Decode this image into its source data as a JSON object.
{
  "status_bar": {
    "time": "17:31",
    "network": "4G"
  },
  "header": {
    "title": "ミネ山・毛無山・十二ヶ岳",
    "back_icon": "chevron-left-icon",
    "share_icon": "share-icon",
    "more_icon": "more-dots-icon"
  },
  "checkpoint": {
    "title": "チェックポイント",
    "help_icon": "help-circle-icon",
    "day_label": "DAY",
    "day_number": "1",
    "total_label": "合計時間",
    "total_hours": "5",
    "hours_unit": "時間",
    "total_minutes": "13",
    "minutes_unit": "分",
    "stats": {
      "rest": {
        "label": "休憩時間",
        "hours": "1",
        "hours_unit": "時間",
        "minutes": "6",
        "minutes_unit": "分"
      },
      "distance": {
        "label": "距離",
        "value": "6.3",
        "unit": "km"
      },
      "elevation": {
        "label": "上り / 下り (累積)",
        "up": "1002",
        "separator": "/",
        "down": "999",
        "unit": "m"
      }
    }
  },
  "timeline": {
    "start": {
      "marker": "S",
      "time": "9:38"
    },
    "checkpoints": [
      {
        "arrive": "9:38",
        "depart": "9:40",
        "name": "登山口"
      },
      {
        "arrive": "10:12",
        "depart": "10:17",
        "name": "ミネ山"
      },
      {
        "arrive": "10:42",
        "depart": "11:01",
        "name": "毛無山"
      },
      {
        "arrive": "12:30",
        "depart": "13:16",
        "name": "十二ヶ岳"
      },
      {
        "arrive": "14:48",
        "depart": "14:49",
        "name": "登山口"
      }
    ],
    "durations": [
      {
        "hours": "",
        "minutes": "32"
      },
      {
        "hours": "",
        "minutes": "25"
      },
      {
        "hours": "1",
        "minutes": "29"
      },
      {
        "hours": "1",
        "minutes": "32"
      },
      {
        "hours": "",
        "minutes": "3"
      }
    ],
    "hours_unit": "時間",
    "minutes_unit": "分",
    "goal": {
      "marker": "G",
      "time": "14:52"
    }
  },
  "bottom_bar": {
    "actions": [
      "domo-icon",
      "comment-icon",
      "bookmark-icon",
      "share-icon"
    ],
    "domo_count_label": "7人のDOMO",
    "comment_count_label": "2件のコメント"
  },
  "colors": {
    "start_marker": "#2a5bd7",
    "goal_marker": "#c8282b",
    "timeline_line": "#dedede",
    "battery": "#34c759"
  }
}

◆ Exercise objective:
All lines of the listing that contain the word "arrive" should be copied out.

◆ Your solution:
        "arrive": "9:38",
        "arrive": "10:12",
        "arrive": "10:42",
        "arrive": "12:30",
        "arrive": "14:48",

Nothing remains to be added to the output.